During the Eagles’ coaching search, there were reports that some candidates were wary of taking the job in Philadelphia because of a lack of confidence in general manager Howie Roseman. Bradley, who said he would have taken the Eagles job if it had been offered to him, said he would’ve had no problem working with Roseman.

``Howie was great,’’ he said. ``All of them were. Jeffrey, the whole group. It was really first class and it was very impressive. I know that, on the flight down to Jacksonville, if they would have called, you know what my answer was going to be because it’s just an impressive organization.’’

 

Some other highlights of the Bradley interview:

 

(on more teams going to a 3-4 scheme or a 4-3 Under) ``You see a lot of teams that might be 3-4, then on third down they show 4-3 principles. Where on first and second down, we’ll have both 4-3 and 3-4 principles. In the past, what we’ve seen is, say, in the run game, some offenses say, OK, here’s the run game attack we’ll use against 4-3 teams. Here’s what we’ll do with the run game for 3-4 teams. Well, when they see us do both, the run game shrinks down a little bit. The philosophy behind it defensively is it pares it down and becomes easier for us as far as the style of runs that we see.’’

 

(popularity of the read option) ``With Russell (Wilson), we started off conservatively, making sure we were putting him in position to be successful. Later in season, they turned him loose a little more and allowed him to be creative. That’s where some of the option run game came into effect. It really was just trying to utilize his athleticism.

``You are seeing that throughout the league. You saw it with RGIII, Kaepernick and obviously Russell. And we’re probably going to see more of that style run.

``What puts stress on the defense, even if the quarterback can get 40-50 yards a game rushing – and it doesn’t have to be the read-option, it can be Aaron Rodgers scrambling – it just puts a lot of stress on the defense and forces you to be more accountable with your assignments.’’

 

(your defense in Seattle and its ability to defend the read-option) ``For us, it started off with having really good coverage corners. Guys that can play press. And at the defensive end spot, having guys that can run. That’s so important in our philosophy. You’ve got to have a defense built around speed. With (the read-option) being incorporated by more offense, having ends that can run and corners that can press allows you to bring in an extra guy into the box to account for the different option aspects. I think that was critical.’’

 

(ideal size for your rush end) ``It’s got to be somebody who has good speed. A guy like Chris Clemons. That type of individual who is maybe 6-3, 250 pounds who can run a 4.5, 4.6. Where some teams might consider him a linebacker type, we’ll try to take a look at him and see if he can be that LEO end.’’

 

(your opinion of staying power of read-option and what defenses will come up with to defend against it) ``It’s probably similar to the Wildcat in some ways. It made a lot of defensive coordinators nervous as far as how much of it you were gonna see. I know in the offseason we were going to put extended periods of time into looking at, OK, what do we need to do to slow this down a little bit. Because it does put some strain.

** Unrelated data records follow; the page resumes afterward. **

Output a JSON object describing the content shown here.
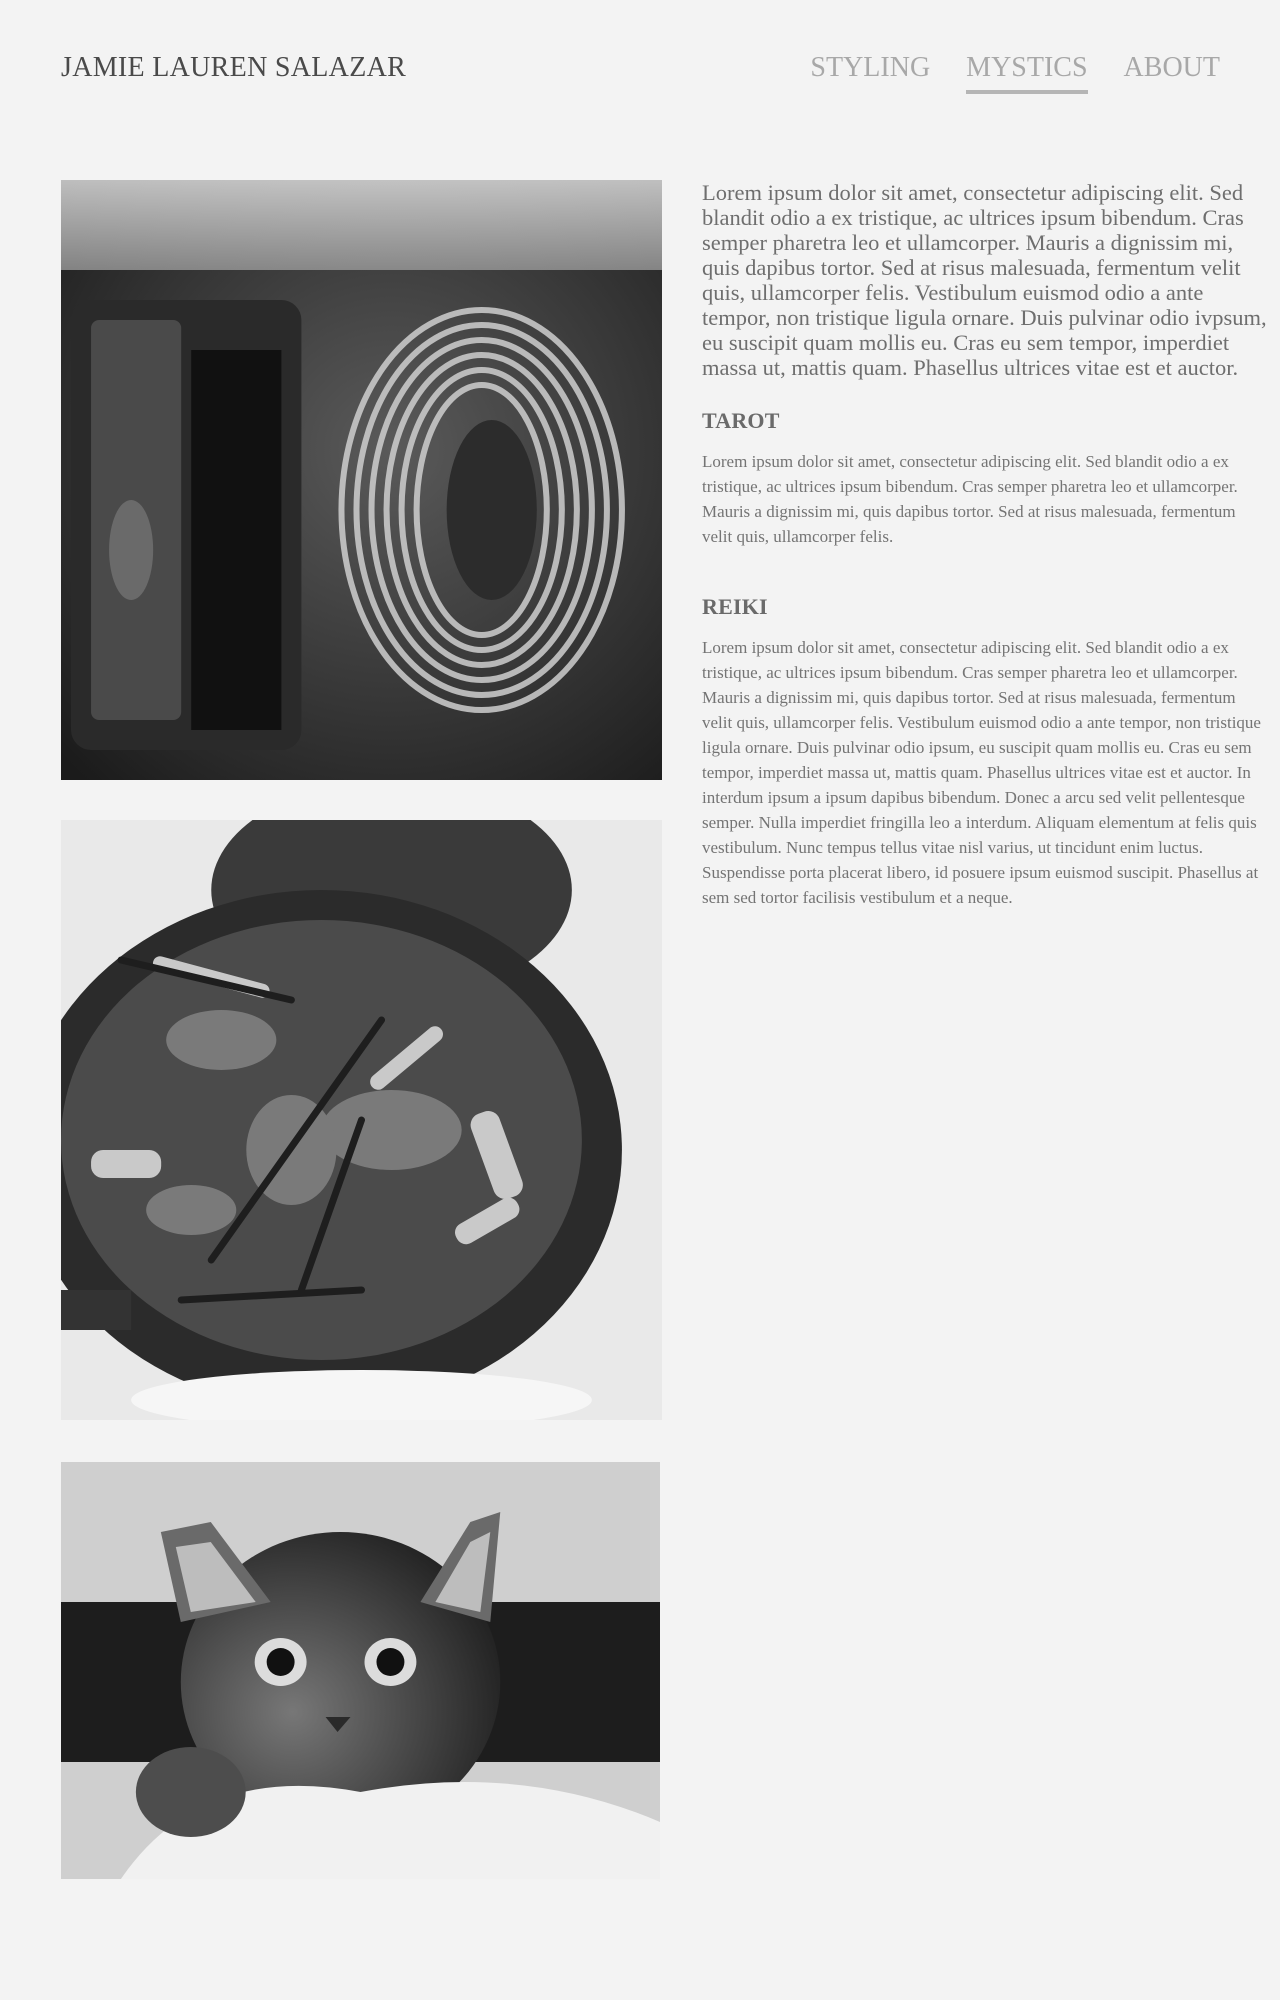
{
  "header": {
    "site_title": "JAMIE LAUREN SALAZAR",
    "nav": [
      {
        "label": "STYLING",
        "active": false
      },
      {
        "label": "MYSTICS",
        "active": true
      },
      {
        "label": "ABOUT",
        "active": false
      }
    ]
  },
  "photos": [
    {
      "subject": "coil-inductor-photo"
    },
    {
      "subject": "food-skillet-photo"
    },
    {
      "subject": "kitten-photo"
    }
  ],
  "main": {
    "intro": "Lorem ipsum dolor sit amet, consectetur adipiscing elit. Sed blandit odio a ex tristique, ac ultrices ipsum bibendum. Cras semper pharetra leo et ullamcorper. Mauris a dignissim mi, quis dapibus tortor. Sed at risus malesuada, fermentum velit quis, ullamcorper felis. Vestibulum euismod odio a ante tempor, non tristique ligula ornare. Duis pulvinar odio ivpsum, eu suscipit quam mollis eu. Cras eu sem tempor, imperdiet massa ut, mattis quam. Phasellus ultrices vitae est et auctor.",
    "sections": [
      {
        "heading": "TAROT",
        "text": "Lorem ipsum dolor sit amet, consectetur adipiscing elit. Sed blandit odio a ex tristique, ac ultrices ipsum bibendum. Cras semper pharetra leo et ullamcorper. Mauris a dignissim mi, quis dapibus tortor. Sed at risus malesuada, fermentum velit quis, ullamcorper felis."
      },
      {
        "heading": "REIKI",
        "text": "Lorem ipsum dolor sit amet, consectetur adipiscing elit. Sed blandit odio a ex tristique, ac ultrices ipsum bibendum. Cras semper pharetra leo et ullamcorper. Mauris a dignissim mi, quis dapibus tortor. Sed at risus malesuada, fermentum velit quis, ullamcorper felis. Vestibulum euismod odio a ante tempor, non tristique ligula ornare. Duis pulvinar odio ipsum, eu suscipit quam mollis eu. Cras eu sem tempor, imperdiet massa ut, mattis quam. Phasellus ultrices vitae est et auctor. In interdum ipsum a ipsum dapibus bibendum. Donec a arcu sed velit pellentesque semper. Nulla imperdiet fringilla leo a interdum. Aliquam elementum at felis quis vestibulum. Nunc tempus tellus vitae nisl varius, ut tincidunt enim luctus. Suspendisse porta placerat libero, id posuere ipsum euismod suscipit. Phasellus at sem sed tortor facilisis vestibulum et a neque."
      }
    ]
  },
  "colors": {
    "background": "#f3f3f3",
    "title": "#4a4a4a",
    "nav": "#a8a8a8",
    "text": "#6e6e6e"
  }
}
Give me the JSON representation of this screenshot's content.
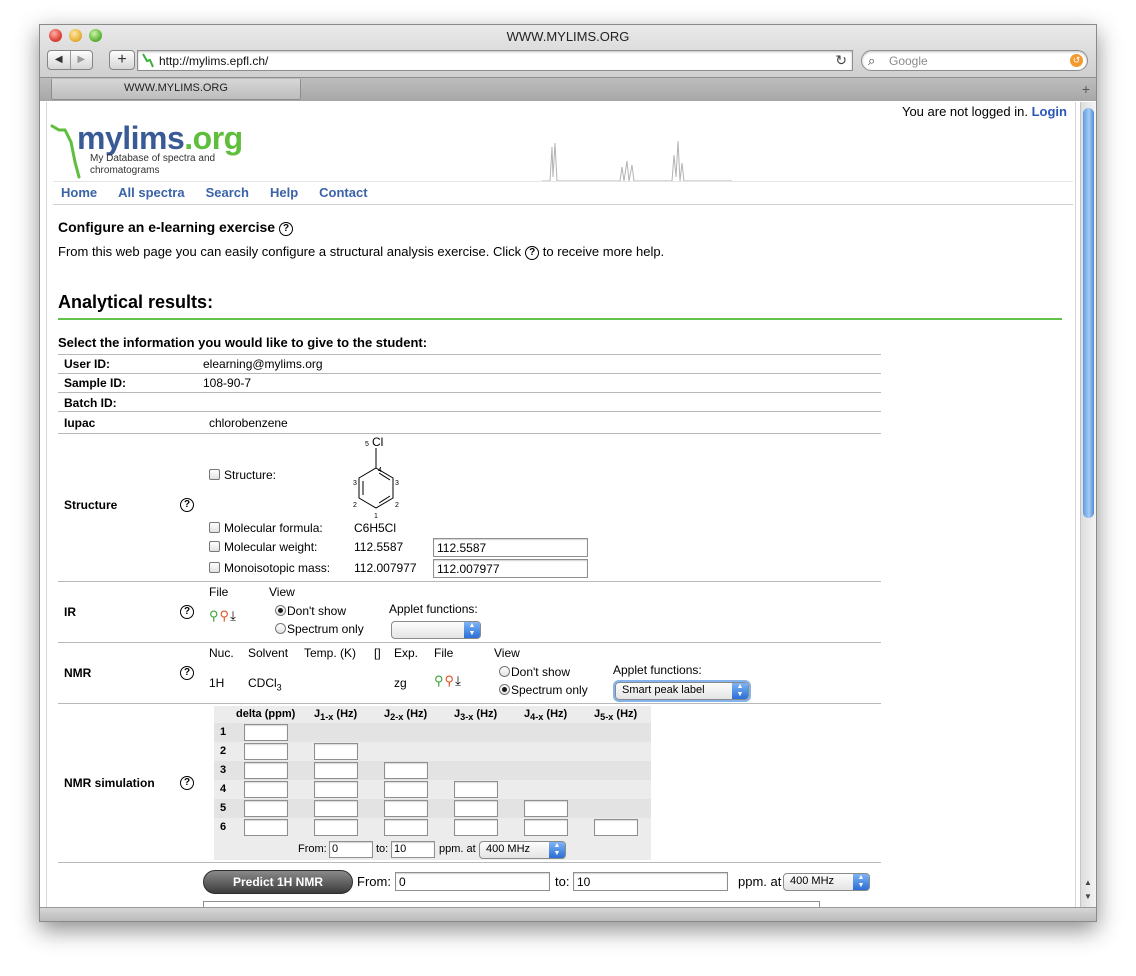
{
  "browser": {
    "window_title": "WWW.MYLIMS.ORG",
    "url": "http://mylims.epfl.ch/",
    "search_placeholder": "Google",
    "tab_title": "WWW.MYLIMS.ORG"
  },
  "header": {
    "login_status": "You are not logged in.",
    "login_link": "Login",
    "logo_text": "mylims",
    "logo_suffix": ".org",
    "tagline": "My Database of spectra and chromatograms"
  },
  "nav": {
    "items": [
      "Home",
      "All spectra",
      "Search",
      "Help",
      "Contact"
    ]
  },
  "page": {
    "config_title": "Configure an e-learning exercise",
    "config_desc_before": "From this web page you can easily configure a structural analysis exercise. Click",
    "config_desc_after": "to receive more help.",
    "section_title": "Analytical results:",
    "select_title": "Select the information you would like to give to the student:",
    "help_glyph": "?"
  },
  "info": {
    "user_id_label": "User ID:",
    "user_id": "elearning@mylims.org",
    "sample_id_label": "Sample ID:",
    "sample_id": "108-90-7",
    "batch_id_label": "Batch ID:",
    "batch_id": "",
    "iupac_label": "Iupac",
    "iupac": "chlorobenzene"
  },
  "structure": {
    "label": "Structure",
    "structure_cb": "Structure:",
    "atom_cl": "Cl",
    "atom_numbers": [
      "5",
      "4",
      "3",
      "3",
      "2",
      "2",
      "1"
    ],
    "formula_cb": "Molecular formula:",
    "formula": "C6H5Cl",
    "weight_cb": "Molecular weight:",
    "weight": "112.5587",
    "weight_input": "112.5587",
    "mono_cb": "Monoisotopic mass:",
    "mono": "112.007977",
    "mono_input": "112.007977"
  },
  "ir": {
    "label": "IR",
    "file_header": "File",
    "view_header": "View",
    "view_opt1": "Don't show",
    "view_opt2": "Spectrum only",
    "applet_label": "Applet functions:",
    "applet_value": ""
  },
  "nmr": {
    "label": "NMR",
    "headers": [
      "Nuc.",
      "Solvent",
      "Temp. (K)",
      "[]",
      "Exp.",
      "File",
      "View"
    ],
    "nuc": "1H",
    "solvent_base": "CDCl",
    "solvent_sub": "3",
    "exp": "zg",
    "view_opt1": "Don't show",
    "view_opt2": "Spectrum only",
    "applet_label": "Applet functions:",
    "applet_value": "Smart peak label"
  },
  "nmr_sim": {
    "label": "NMR simulation",
    "col_delta": "delta (ppm)",
    "col_j1": "J",
    "col_j1_sub": "1-x",
    "col_j2": "J",
    "col_j2_sub": "2-x",
    "col_j3": "J",
    "col_j3_sub": "3-x",
    "col_j4": "J",
    "col_j4_sub": "4-x",
    "col_j5": "J",
    "col_j5_sub": "5-x",
    "hz": "(Hz)",
    "rows": [
      "1",
      "2",
      "3",
      "4",
      "5",
      "6"
    ],
    "from_label": "From:",
    "from_value": "0",
    "to_label": "to:",
    "to_value": "10",
    "ppm_label": "ppm. at",
    "freq": "400 MHz"
  },
  "predict": {
    "button": "Predict 1H NMR",
    "from_label": "From:",
    "from_value": "0",
    "to_label": "to:",
    "to_value": "10",
    "ppm_label": "ppm. at",
    "freq": "400 MHz"
  },
  "colors": {
    "link_blue": "#3b63a8",
    "green_rule": "#5fc24a",
    "logo_blue": "#3a5a96"
  }
}
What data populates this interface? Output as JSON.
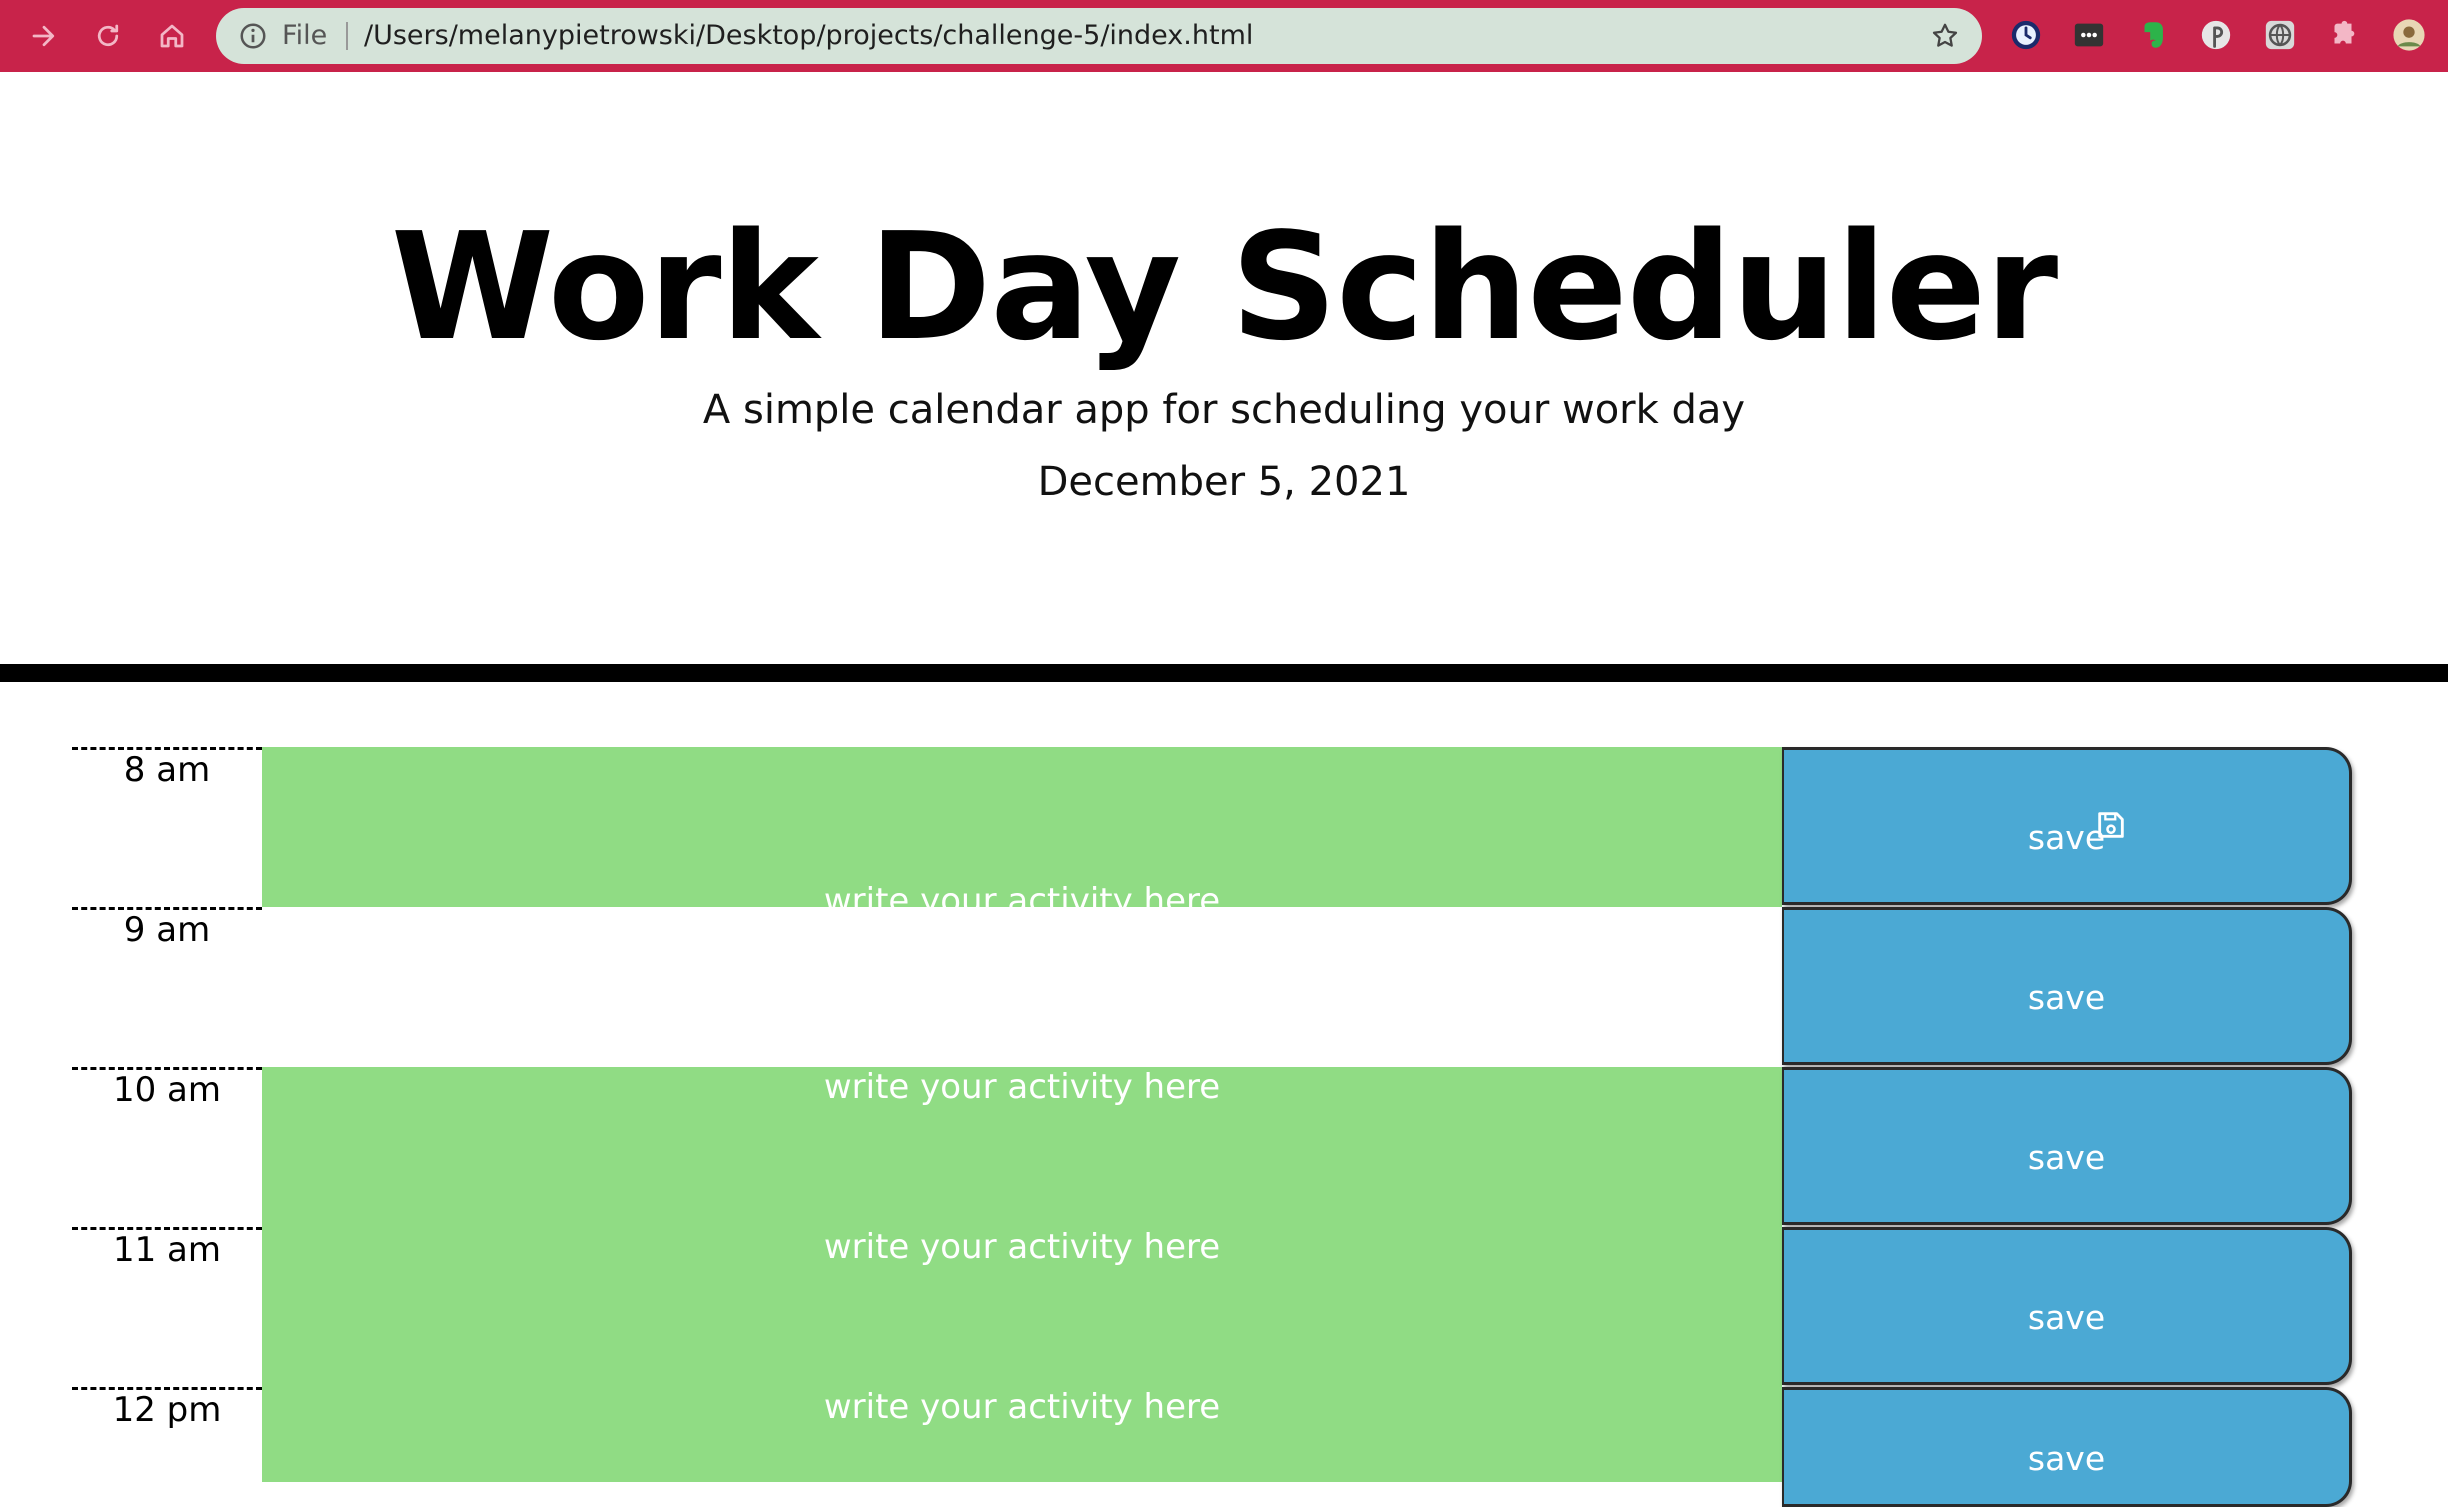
{
  "browser": {
    "file_label": "File",
    "url": "/Users/melanypietrowski/Desktop/projects/challenge-5/index.html",
    "toolbar_color": "#c8234a"
  },
  "header": {
    "title": "Work Day Scheduler",
    "lead": "A simple calendar app for scheduling your work day",
    "date": "December 5, 2021"
  },
  "schedule": {
    "rows": [
      {
        "hour": "8 am",
        "placeholder": "",
        "save_label": "save"
      },
      {
        "hour": "9 am",
        "placeholder": "write your activity here",
        "save_label": "save"
      },
      {
        "hour": "10 am",
        "placeholder": "write your activity here",
        "save_label": "save"
      },
      {
        "hour": "11 am",
        "placeholder": "write your activity here",
        "save_label": "save"
      },
      {
        "hour": "12 pm",
        "placeholder": "write your activity here",
        "save_label": "save"
      }
    ],
    "colors": {
      "present_future": "#90dc84",
      "save_button": "#4ba9d4"
    }
  }
}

``Is it here to stay? One of the things in Seattle, they did a good job with Russell on was, he would run out of bounds, he would slide. He would do things to stay out of harm’s way. That’s probably the big thing with quarterbacks. If they’re going to keep the ball and run on the perimeter, they’re really opening themselves up to some hits and some injuries. Franchise quarterbacks right now are so difficult to find. You really need to protect them. So most teams are awful conscious about that.’’

 

 

Paul Domowitch Daily News NFL Columnist
About this blog
Eagletarian is your home for comprehensive coverage of the Philadelphia Eagles.

Les Bowen Daily News Staff Writer
Paul Domowitch Daily News NFL Columnist
Latest Videos:
Also on Philly.com:
Stay Connected